> [RECORDS SUPPLIED]

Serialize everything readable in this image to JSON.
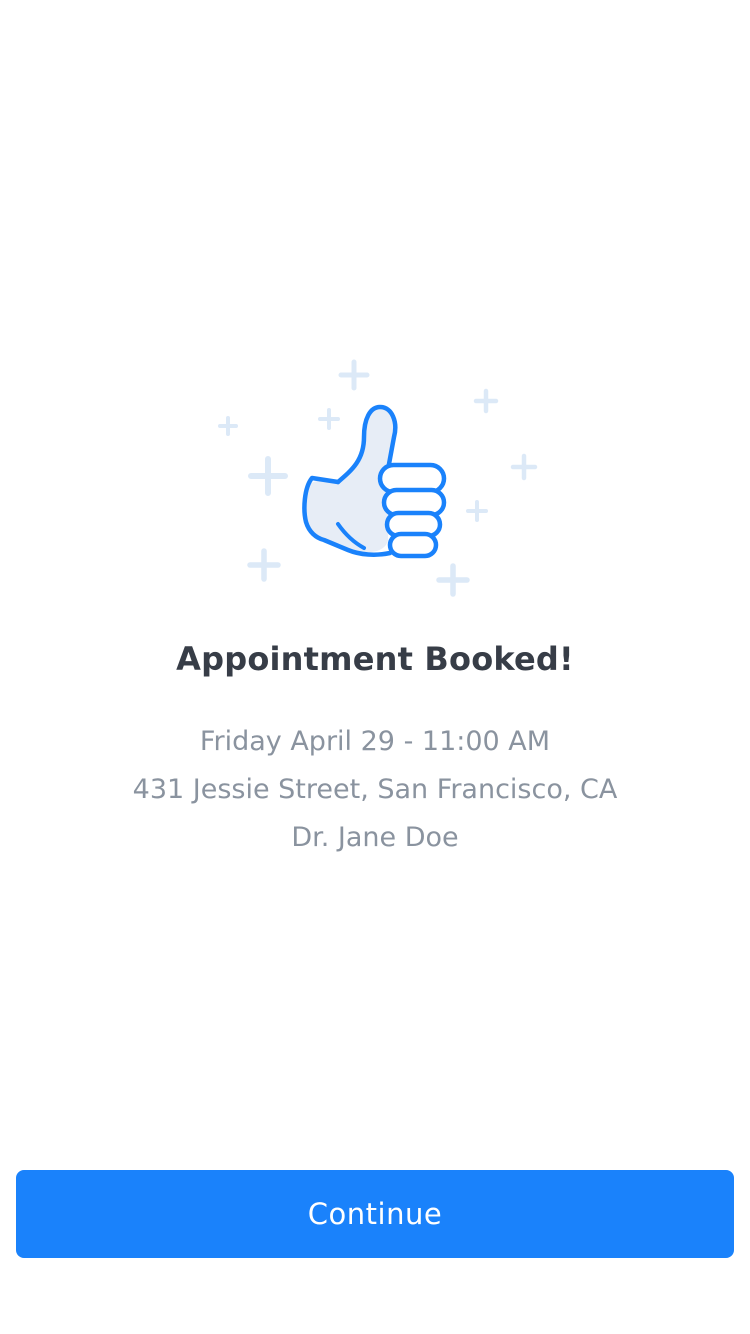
{
  "confirmation": {
    "title": "Appointment Booked!",
    "datetime": "Friday April 29 - 11:00 AM",
    "address": "431 Jessie Street, San Francisco, CA",
    "doctor": "Dr. Jane Doe"
  },
  "actions": {
    "continue_label": "Continue"
  },
  "illustration": {
    "icon": "thumbs-up-icon",
    "decoration": "sparkle-plus-icons"
  },
  "colors": {
    "accent": "#1a82fb",
    "title": "#373d47",
    "detail_text": "#8a939f",
    "sparkle": "#dce9f7"
  }
}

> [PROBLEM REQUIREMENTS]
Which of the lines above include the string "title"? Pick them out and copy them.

> [RESPONSE AREA]
    "title": "Appointment Booked!",
    "title": "#373d47",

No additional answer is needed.